Once or twice a week after lunch, Chappie visits his longtime friend William “Billy Bob” Toadvine at an assisted living home just outside of town.  Billy Bob, 82, has been in and out of the facility since injuring himself when he fell off the top of a hay baler last year. The nurses here get the same ribbing from Chappie that the waitresses at the restaurant do. As Chappie passes by the nurse’s station where several employees are gathered, he smirks and stops to zing them with, “Y’all ain’t got nothing to do today?” 

He has been a farmer for his entire life. It is all he’s ever wanted to do, but after 60 years of hard labor and six surgeries, he is unable to do much in the way of daily chores himself. He still oversees his soybean and corn crops, and cattle, but this might be his last year of farming.  He recently signed a lease with a renewable energy company that will put solar panels on the last 200 acres he owns. 

Chappie's retirement from farming, and his wife's death, have brought big changes to his daily routines. He lives alone now, and time can stretch out in front of a television set. Social outings are important to him.

His friends and the waitresses at Biancke’s, the ones who notice if he isn't there, are often the best part of his day.
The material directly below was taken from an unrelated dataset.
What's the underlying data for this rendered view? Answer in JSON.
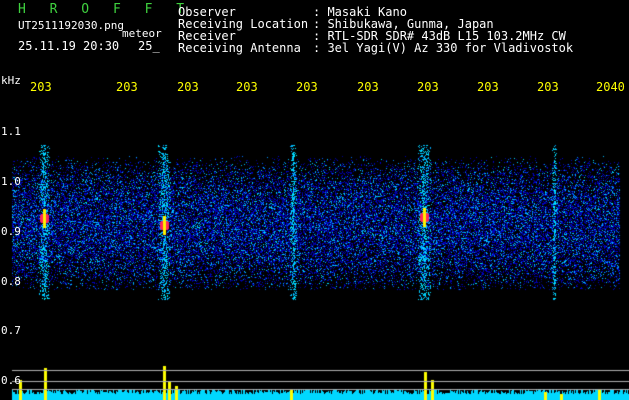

When Chappie drives his Kubota into the cow pasture, he is quickly surrounded by the naturally curious animals.
Chappie unhooks the electrical fencing that surrounds the cow pasture so he can drive through the field. He's unable to walk very far so he always needs to use the Kubota or his old pickup truck to get around his property.
Biancke's Restaurant on Main Street in Cynthiana is where Chappie goes for his two meals of the day, every day of the week.
Chappie speaks with his friends and fellow cattle farmers Lowell Clifford and Paul Tucker during lunch at Biancke's Restaurant.
Cathy Bowman has been a waitress at Biancke's Restaurant for 30 years. She has Chappie's phone number memorized, and if he doesn't show up by his usual lunchtime, she calls him to be sure everything is OK.
A black and white photo of Chappie and his late wife, Rachel, hangs over his usual table in Biancke's.
When Chappie goes to visit his friend William "Billy Bob" Toadvale at an assisted living facility right outside of Cynthina, he stops to say hello to the many residents he knows. When passing staff ask him how he's doing, he replies, "Just like an old man, honey."
Chappie visits his friend Billy Bob, who has been in and out of nursing care several times in the past year since he fell off the top of a hay baler he was attempting to fix.
Since Chappie's wife died and he largely retired from farming, this recliner is where he spends a lot of time when he isn't out visiting with friends.